“I know the sting of sudden tragedy,” she said. She added she once met Kate Spade. “She was such a nice person, so unpretentious.” Her voice caught with emotion as she wiped away tears. “I just wish she had reached out to someone.”
News of Spade’s death by suicide, at age 55, came as a jolt.
Soon after, family members quickly confirmed that although Spade had seemed happy on the day just prior to her death — even talking about an upcoming trip to California with her daughter — that she also had been battling depression and anxiety for five years.
Just prior to Spade’s funeral, Kate Spade New York Foundation announced plans to donate $1 million to support suicide prevention and mental health awareness in honor of the company’s late founder.
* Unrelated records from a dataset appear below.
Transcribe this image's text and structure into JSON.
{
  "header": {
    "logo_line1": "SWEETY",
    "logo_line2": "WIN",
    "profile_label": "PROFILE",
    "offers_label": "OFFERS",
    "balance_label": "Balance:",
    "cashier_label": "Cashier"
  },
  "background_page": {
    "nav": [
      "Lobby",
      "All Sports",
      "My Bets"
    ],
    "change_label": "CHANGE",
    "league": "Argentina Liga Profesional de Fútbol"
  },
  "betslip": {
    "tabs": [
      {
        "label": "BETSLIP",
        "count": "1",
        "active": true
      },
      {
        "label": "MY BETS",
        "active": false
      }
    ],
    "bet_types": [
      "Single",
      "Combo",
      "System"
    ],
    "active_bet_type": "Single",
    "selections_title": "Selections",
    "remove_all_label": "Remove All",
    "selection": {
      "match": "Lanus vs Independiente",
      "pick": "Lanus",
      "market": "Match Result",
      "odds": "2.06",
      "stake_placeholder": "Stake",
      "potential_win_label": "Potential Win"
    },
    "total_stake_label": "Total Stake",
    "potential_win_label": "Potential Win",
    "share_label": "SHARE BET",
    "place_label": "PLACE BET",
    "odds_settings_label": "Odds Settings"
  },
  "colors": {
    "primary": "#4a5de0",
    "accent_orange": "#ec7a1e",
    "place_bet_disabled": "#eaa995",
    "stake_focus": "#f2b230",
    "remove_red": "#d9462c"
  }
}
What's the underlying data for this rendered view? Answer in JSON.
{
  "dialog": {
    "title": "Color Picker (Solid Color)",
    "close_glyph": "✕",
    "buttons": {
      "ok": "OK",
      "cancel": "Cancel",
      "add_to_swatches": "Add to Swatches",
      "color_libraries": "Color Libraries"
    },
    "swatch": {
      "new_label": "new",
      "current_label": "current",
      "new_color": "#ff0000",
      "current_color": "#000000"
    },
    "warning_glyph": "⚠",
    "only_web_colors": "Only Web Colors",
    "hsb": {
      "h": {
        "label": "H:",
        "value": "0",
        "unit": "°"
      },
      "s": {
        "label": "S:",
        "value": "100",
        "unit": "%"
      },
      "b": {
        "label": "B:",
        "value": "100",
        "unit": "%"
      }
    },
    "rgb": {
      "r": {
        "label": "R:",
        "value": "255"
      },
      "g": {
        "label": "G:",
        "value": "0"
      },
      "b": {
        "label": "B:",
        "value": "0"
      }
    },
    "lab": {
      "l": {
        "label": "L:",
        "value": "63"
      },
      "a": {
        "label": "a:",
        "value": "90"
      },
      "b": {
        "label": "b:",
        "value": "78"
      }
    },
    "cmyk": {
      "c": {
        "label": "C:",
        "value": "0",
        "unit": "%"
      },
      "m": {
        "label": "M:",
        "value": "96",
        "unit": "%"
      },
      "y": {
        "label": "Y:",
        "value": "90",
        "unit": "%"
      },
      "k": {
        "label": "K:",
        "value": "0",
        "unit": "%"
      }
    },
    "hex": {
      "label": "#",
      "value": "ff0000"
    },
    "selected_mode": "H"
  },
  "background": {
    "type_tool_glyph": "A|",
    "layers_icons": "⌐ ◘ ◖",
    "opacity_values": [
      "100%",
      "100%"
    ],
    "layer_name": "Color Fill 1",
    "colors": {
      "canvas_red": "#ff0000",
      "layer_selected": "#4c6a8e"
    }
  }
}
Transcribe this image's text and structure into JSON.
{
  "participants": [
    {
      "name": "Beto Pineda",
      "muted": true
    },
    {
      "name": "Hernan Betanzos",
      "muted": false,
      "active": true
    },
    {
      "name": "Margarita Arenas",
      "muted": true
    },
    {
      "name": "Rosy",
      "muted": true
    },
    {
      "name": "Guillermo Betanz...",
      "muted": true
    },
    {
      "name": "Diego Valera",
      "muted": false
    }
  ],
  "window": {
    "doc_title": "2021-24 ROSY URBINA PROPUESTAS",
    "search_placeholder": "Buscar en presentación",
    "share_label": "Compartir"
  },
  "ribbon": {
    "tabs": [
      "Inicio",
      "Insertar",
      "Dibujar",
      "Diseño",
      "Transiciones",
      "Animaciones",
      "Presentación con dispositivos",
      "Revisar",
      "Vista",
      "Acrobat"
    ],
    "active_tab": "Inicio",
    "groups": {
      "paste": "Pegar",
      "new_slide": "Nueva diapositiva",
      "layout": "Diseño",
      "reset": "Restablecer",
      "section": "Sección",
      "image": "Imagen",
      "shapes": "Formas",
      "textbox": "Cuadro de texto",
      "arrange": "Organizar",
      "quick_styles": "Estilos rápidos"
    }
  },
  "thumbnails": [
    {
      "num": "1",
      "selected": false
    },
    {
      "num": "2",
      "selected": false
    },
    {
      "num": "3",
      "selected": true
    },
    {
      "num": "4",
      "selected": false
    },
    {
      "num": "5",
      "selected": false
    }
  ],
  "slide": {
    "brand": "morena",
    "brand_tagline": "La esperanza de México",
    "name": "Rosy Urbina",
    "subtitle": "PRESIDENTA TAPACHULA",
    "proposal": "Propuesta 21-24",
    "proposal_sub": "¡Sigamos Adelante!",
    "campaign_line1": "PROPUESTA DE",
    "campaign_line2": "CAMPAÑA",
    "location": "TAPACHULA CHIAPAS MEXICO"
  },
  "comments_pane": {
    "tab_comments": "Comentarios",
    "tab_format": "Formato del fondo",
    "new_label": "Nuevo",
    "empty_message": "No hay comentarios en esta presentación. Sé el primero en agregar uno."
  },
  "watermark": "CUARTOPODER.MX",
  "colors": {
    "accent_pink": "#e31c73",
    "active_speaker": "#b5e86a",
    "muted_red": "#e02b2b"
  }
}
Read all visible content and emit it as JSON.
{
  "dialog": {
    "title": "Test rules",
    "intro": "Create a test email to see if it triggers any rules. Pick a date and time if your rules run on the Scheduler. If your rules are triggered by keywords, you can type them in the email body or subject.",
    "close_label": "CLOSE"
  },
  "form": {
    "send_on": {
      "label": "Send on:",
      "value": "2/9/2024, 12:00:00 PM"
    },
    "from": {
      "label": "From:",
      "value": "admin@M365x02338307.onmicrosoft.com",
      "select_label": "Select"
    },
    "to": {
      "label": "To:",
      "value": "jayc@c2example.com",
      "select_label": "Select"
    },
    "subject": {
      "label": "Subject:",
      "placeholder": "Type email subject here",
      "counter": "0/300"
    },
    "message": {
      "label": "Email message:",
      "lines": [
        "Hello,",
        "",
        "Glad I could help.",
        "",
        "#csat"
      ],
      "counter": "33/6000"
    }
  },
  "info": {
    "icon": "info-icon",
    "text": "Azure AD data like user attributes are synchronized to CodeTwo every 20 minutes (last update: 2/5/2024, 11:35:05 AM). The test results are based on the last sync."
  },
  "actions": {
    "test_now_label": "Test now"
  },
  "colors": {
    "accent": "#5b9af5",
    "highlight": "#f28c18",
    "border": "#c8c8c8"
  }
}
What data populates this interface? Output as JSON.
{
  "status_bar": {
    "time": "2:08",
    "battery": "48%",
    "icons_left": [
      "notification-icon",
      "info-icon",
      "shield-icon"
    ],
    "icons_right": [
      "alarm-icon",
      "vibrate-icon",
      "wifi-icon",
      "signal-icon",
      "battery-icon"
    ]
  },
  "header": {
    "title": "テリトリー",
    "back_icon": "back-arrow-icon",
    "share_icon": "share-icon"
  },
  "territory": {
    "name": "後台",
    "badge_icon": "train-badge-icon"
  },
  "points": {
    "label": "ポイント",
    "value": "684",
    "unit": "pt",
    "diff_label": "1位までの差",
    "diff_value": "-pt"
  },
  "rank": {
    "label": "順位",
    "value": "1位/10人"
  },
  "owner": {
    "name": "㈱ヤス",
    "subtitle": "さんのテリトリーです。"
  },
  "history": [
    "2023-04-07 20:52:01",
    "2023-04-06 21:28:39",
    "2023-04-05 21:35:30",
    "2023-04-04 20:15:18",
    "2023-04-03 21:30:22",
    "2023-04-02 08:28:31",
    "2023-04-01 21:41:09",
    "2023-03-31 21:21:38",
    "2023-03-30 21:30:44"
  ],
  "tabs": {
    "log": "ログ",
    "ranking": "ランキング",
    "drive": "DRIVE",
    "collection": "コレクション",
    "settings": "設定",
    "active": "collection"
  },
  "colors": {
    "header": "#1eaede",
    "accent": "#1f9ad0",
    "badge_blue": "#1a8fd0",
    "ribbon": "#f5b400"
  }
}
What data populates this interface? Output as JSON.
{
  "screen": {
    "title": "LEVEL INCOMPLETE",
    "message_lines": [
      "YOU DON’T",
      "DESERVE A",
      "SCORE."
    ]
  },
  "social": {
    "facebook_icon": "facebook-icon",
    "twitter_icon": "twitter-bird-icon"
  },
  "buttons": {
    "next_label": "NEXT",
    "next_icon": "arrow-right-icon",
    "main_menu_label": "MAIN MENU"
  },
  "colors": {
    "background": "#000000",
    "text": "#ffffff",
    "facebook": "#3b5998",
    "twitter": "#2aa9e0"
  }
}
“Kate suffered from depression and anxiety for many years,” Andy Spade wrote in a statement to The New York Times.
“She was actively seeking help and working closely with her doctors to treat her disease,” he wrote, “one that takes far too many lives. We were in touch with her the night before and she sounded happy. There was no indication and no warning that she would do this. It was a complete shock. And it clearly wasn’t her. There were personal demons she was battling.”
Reta Saffo, one of Spade’s sisters, told The Star that she had long worried about her sister’s mental health and that when she took her life, the act was “not unexpected.” Spade’s brother responded that Saffo had long been estranged from much of the family, other than Kate, and her interpretation was not accurate.
Andy Spade was not present at the time of his wife’s death, nor was their daughter, who was at school. The couple had separated about 10 months prior to Spade’s death, living in residences not far from each other. Their daughter split time with both mom and dad.
Andy Spade wrote that the couple, who married 24 years ago and were business partners, had not discussed divorce.
“We were best friends trying to work through our problems in the best way we knew how,” he wrote. “We were together for 35 years. We loved each other very much and simply needed a break.”
Kate Spade reportedly left a note to her daughter that was found at the scene of her death telling her daughter she loved her and that her death was not her fault.
Debra Entine of Overland Park, who has suffered depression and arrived early at the funeral, said she hopes part of Spade’s legacy will be to destigmatize mental illness.
In her obituary, which ran in The Star on Sunday, the family noted Spade’s numerous achievements as a designer, but emphasized her humanity and character.
“Those who knew her personally can share stories of a phenomenally loving, giving, humble, warm and affectionate woman who tragically left this world far too soon,” the obituary read. “Katy’s determination was matched only by her generosity. Loyal almost to a fault, Katy could be counted on to support her friends and family in times of trouble without question or judgment. Her sense of humor was one of her most enduring and charming qualities. Her quick and infectious laugh still resonates in the minds of all who knew her. Katy was always perceptive. She always aspired to put the best interests of others ahead of her own. Katy will always be remembered lovingly for her conscientiousness and empathy. She loved animals. She was a devoted wife, mother, daughter and sister. Katy was kind beyond words to describe. She will be dearly missed by those who knew her and by the millions she inspired.”
Soon after her death, Spade’s father expressed his wish that his daughter’s body be returned to Kansas City for burial near her mother, June Mullen Brosnahan, who died in 2010 and is buried at Forest Hill & Calvary Cemetery, 6901 Troost Ave.
“They were very close,” Frank Brosnahan told The Star. The funeral program did not include details regarding interment.
Redemptorist Church is the same church, Frank Brosnahan had said, where his parents — Kate Spade’s paternal grandparents — were wed.
Spade’s ashes were removed from the church Thursday with honor guard-like precision, the urn being held high and walked with slow, deliberate steps to the back of a waiting hearse.
Once the hearse drove off, the church emptied. Spade’s family remained outside, hugging and receiving hugs from the many who knew and loved Kate Spade.